Action item: Exact repetition of the whole listing is what this exercise asks for.

Records shown Start Marker

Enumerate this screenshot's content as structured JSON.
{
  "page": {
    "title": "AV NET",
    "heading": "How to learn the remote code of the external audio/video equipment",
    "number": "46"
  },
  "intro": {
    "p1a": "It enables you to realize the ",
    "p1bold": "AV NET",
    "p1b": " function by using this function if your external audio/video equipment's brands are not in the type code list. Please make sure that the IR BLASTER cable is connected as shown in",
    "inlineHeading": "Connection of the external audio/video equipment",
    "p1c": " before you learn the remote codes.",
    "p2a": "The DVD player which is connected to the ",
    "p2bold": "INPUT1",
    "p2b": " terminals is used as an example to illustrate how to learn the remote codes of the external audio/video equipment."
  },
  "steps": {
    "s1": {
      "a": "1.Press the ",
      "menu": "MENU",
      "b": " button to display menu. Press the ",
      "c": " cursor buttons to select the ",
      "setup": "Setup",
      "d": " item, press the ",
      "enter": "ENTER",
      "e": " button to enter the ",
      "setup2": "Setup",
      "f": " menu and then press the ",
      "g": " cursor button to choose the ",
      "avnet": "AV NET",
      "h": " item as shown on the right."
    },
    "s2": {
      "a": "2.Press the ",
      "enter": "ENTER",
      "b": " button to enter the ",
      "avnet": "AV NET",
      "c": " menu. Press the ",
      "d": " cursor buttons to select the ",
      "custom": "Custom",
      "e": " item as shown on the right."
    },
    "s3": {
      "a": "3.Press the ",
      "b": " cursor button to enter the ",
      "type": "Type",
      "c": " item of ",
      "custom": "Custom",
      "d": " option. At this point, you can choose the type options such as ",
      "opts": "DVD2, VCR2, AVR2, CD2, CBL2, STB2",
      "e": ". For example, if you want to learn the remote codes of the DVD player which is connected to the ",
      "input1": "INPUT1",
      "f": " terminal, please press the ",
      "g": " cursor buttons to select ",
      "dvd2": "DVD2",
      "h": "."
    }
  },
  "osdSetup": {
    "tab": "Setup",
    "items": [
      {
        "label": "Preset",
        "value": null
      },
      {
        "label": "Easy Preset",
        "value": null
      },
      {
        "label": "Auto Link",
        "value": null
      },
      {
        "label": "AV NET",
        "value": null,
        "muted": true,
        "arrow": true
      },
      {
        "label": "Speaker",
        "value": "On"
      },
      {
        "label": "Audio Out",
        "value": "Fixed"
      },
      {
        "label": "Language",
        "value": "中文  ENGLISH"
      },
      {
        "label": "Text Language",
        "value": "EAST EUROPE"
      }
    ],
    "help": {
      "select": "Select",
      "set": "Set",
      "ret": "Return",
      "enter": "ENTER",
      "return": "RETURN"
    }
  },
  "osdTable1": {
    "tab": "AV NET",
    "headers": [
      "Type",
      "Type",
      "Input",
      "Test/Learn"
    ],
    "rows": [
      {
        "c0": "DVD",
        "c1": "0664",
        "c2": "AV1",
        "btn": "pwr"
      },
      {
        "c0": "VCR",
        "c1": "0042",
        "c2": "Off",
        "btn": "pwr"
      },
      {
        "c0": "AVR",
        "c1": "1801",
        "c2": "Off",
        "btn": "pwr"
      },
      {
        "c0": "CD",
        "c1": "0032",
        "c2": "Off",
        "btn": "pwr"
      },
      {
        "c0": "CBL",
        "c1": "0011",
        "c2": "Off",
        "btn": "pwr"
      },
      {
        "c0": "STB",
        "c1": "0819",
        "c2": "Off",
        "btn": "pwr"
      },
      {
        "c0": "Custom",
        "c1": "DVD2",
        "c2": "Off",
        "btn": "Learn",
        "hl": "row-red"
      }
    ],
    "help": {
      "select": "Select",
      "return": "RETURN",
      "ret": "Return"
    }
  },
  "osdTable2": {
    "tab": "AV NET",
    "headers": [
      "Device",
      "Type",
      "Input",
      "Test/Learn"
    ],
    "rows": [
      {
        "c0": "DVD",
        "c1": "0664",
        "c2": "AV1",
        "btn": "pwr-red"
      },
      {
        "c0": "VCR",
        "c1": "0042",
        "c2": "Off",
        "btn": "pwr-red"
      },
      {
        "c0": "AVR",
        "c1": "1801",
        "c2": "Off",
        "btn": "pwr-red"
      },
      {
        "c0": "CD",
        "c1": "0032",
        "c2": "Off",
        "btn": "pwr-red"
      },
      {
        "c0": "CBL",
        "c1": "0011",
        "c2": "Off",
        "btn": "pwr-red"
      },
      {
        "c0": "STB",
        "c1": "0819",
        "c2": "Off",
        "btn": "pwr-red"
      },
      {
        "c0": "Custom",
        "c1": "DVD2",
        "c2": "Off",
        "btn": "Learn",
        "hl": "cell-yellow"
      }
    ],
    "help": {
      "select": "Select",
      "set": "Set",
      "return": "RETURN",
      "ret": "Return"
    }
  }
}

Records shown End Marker

Solved exercise:
Enumerate this screenshot's content as structured JSON.
{
  "page": {
    "title": "AV NET",
    "heading": "How to learn the remote code of the external audio/video equipment",
    "number": "46"
  },
  "intro": {
    "p1a": "It enables you to realize the ",
    "p1bold": "AV NET",
    "p1b": " function by using this function if your external audio/video equipment's brands are not in the type code list. Please make sure that the IR BLASTER cable is connected as shown in",
    "inlineHeading": "Connection of the external audio/video equipment",
    "p1c": " before you learn the remote codes.",
    "p2a": "The DVD player which is connected to the ",
    "p2bold": "INPUT1",
    "p2b": " terminals is used as an example to illustrate how to learn the remote codes of the external audio/video equipment."
  },
  "steps": {
    "s1": {
      "a": "1.Press the ",
      "menu": "MENU",
      "b": " button to display menu. Press the ",
      "c": " cursor buttons to select the ",
      "setup": "Setup",
      "d": " item, press the ",
      "enter": "ENTER",
      "e": " button to enter the ",
      "setup2": "Setup",
      "f": " menu and then press the ",
      "g": " cursor button to choose the ",
      "avnet": "AV NET",
      "h": " item as shown on the right."
    },
    "s2": {
      "a": "2.Press the ",
      "enter": "ENTER",
      "b": " button to enter the ",
      "avnet": "AV NET",
      "c": " menu. Press the ",
      "d": " cursor buttons to select the ",
      "custom": "Custom",
      "e": " item as shown on the right."
    },
    "s3": {
      "a": "3.Press the ",
      "b": " cursor button to enter the ",
      "type": "Type",
      "c": " item of ",
      "custom": "Custom",
      "d": " option. At this point, you can choose the type options such as ",
      "opts": "DVD2, VCR2, AVR2, CD2, CBL2, STB2",
      "e": ". For example, if you want to learn the remote codes of the DVD player which is connected to the ",
      "input1": "INPUT1",
      "f": " terminal, please press the ",
      "g": " cursor buttons to select ",
      "dvd2": "DVD2",
      "h": "."
    }
  },
  "osdSetup": {
    "tab": "Setup",
    "items": [
      {
        "label": "Preset",
        "value": null
      },
      {
        "label": "Easy Preset",
        "value": null
      },
      {
        "label": "Auto Link",
        "value": null
      },
      {
        "label": "AV NET",
        "value": null,
        "muted": true,
        "arrow": true
      },
      {
        "label": "Speaker",
        "value": "On"
      },
      {
        "label": "Audio Out",
        "value": "Fixed"
      },
      {
        "label": "Language",
        "value": "中文  ENGLISH"
      },
      {
        "label": "Text Language",
        "value": "EAST EUROPE"
      }
    ],
    "help": {
      "select": "Select",
      "set": "Set",
      "ret": "Return",
      "enter": "ENTER",
      "return": "RETURN"
    }
  },
  "osdTable1": {
    "tab": "AV NET",
    "headers": [
      "Type",
      "Type",
      "Input",
      "Test/Learn"
    ],
    "rows": [
      {
        "c0": "DVD",
        "c1": "0664",
        "c2": "AV1",
        "btn": "pwr"
      },
      {
        "c0": "VCR",
        "c1": "0042",
        "c2": "Off",
        "btn": "pwr"
      },
      {
        "c0": "AVR",
        "c1": "1801",
        "c2": "Off",
        "btn": "pwr"
      },
      {
        "c0": "CD",
        "c1": "0032",
        "c2": "Off",
        "btn": "pwr"
      },
      {
        "c0": "CBL",
        "c1": "0011",
        "c2": "Off",
        "btn": "pwr"
      },
      {
        "c0": "STB",
        "c1": "0819",
        "c2": "Off",
        "btn": "pwr"
      },
      {
        "c0": "Custom",
        "c1": "DVD2",
        "c2": "Off",
        "btn": "Learn",
        "hl": "row-red"
      }
    ],
    "help": {
      "select": "Select",
      "return": "RETURN",
      "ret": "Return"
    }
  },
  "osdTable2": {
    "tab": "AV NET",
    "headers": [
      "Device",
      "Type",
      "Input",
      "Test/Learn"
    ],
    "rows": [
      {
        "c0": "DVD",
        "c1": "0664",
        "c2": "AV1",
        "btn": "pwr-red"
      },
      {
        "c0": "VCR",
        "c1": "0042",
        "c2": "Off",
        "btn": "pwr-red"
      },
      {
        "c0": "AVR",
        "c1": "1801",
        "c2": "Off",
        "btn": "pwr-red"
      },
      {
        "c0": "CD",
        "c1": "0032",
        "c2": "Off",
        "btn": "pwr-red"
      },
      {
        "c0": "CBL",
        "c1": "0011",
        "c2": "Off",
        "btn": "pwr-red"
      },
      {
        "c0": "STB",
        "c1": "0819",
        "c2": "Off",
        "btn": "pwr-red"
      },
      {
        "c0": "Custom",
        "c1": "DVD2",
        "c2": "Off",
        "btn": "Learn",
        "hl": "cell-yellow"
      }
    ],
    "help": {
      "select": "Select",
      "set": "Set",
      "return": "RETURN",
      "ret": "Return"
    }
  }
}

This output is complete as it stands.